“Let me play you a sonata, Jimmy,” he said. “Get your boots on. I did the Prius row. You take the Camrys. You pass the torch to old man Zeke at 7. That gives you two hours. Spend it with your head up your ass for all I care, just don’t mess with my tits.”

“Your what?”

“Tits,” he signaled crudely with his hands to indicate a large pair of jugs. “You’ll see,” he winked.

I hated Chad.

“Anyhoo, leave the tits for the transport dudes. Give those poor slugs a laugh.”

“Right, Chad.”

He disappeared into his office across the hall. Ours were absolutely identical, same breast-cancer awareness sticker on the soulless windows, same Formica desk, same dot matrix printer, even the same photograph of an old-time steam train on the wall. Somebody had a sense of humor around here, but I was still too new to know who.

I pulled my boots out from under the desk and slipped off my Italian leather loafers. Most ridiculous footwear on the planet, those loafers. Cost me more than a whole paycheck, and worst part was they weren’t my only pair. Selling cars is half looks and half lies and the two are interchangeable. I pulled my coat out from behind the door, put it on, and grabbed the dripping shovel. It left a trail as I headed outside.

“Enjoy yourself, Jimmy boy,” Chad called from his office. He raised his Styrofoam cup as I passed. What a jackass.

Outside, Chad had shoveled a straight path to the Prius row, no mistake I’m sure. He’d left a perfect set of double-Ds on the first hood in the row, and one on the next, and the next, all the way down to the end. Nice.

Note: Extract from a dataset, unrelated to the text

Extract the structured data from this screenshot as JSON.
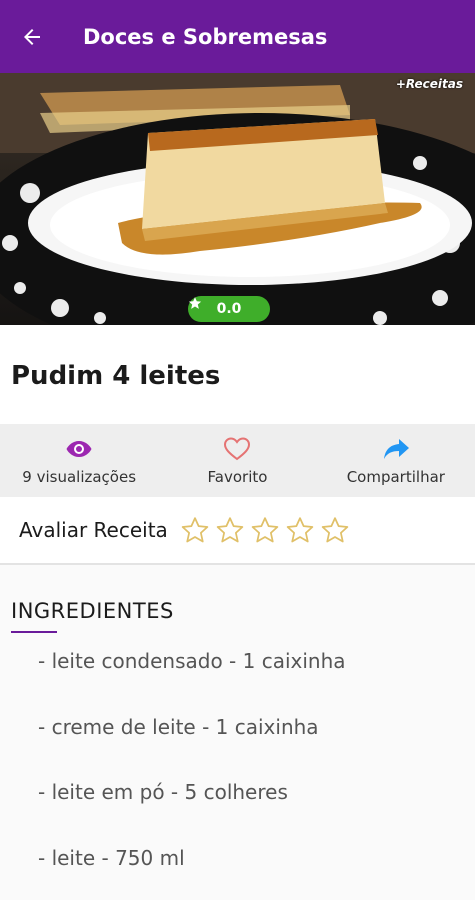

I hadn’t always wanted to sell Japanese cars at a dealership in the burbs, no way. I’d majored in finance thinking I’d get a job at a bank downtown, but my parents’ house had the gravity of a neodymium magnet. I couldn’t escape the place. Downtown may as well have been Johannesburg. At least I was saving, and whenever I did manage to get out, I’d have a killer shoe collection. Mom and Dad wouldn’t live forever, would they?

I shoveled between two Camrys and went to work cleaning the first hood, careful not to scratch the Blue Streak Metallic paint. Bastards would dock my pay for that. I worked my way around with the brush, then came back to scrape the hood. I moved on down the line to a Ruby Flare Pearl and a Midnight Black. I would have gone for the Blue Streak, but I don’t drive Japanese. The old folks were crazy for the Parisian Night Pearl, and I worked my way through five of those. My fingers were popsicles by then, and I wanted to get back inside so I gave up on the scraping.

I cleared the hood of a Cosmic Gray Mica and I was working on the driver’s side window when I saw something in the driver’s seat. Something that looked suspiciously like someone. I finished cleaning the window and stuck my face up to the glass to get a better look. What I saw threw me back a few feet and I hopped around from foot to foot, hollering.

I breathed deep and tried the door. Course it popped open, no trouble. Old man Zeke was slumped against the black leather-trimmed seat, clearly departed. Worst part was his pants down around his knees. Whole thing undid me, and I turned away to puke in the snow.

I cleaned myself up and turned back to the Camry. Old Zeke had a lipstick print on his neck that filled in a lot of the blanks.

“You kidding me, Zeke? A Camry? You should have gone for the Blue Streak, old man.”


If you know me, then you know just how much I love car dealers.


Photo copyright Bruce Carver.
Photo copyright Bruce Carver

“Welcome to womanhood,” she grinned. At the mall we bought a flowered maxi (“Consolation prize!”) and a clutch (“To hide the evidence!”)
Flick, flash. “Want one?” She tossed the pack.

Do this

Scrawl me a note with an old ballpoint.

Begin with Dear, trace the vertical til the nib bites through
and leaves a gash in an otherwise lovely composition.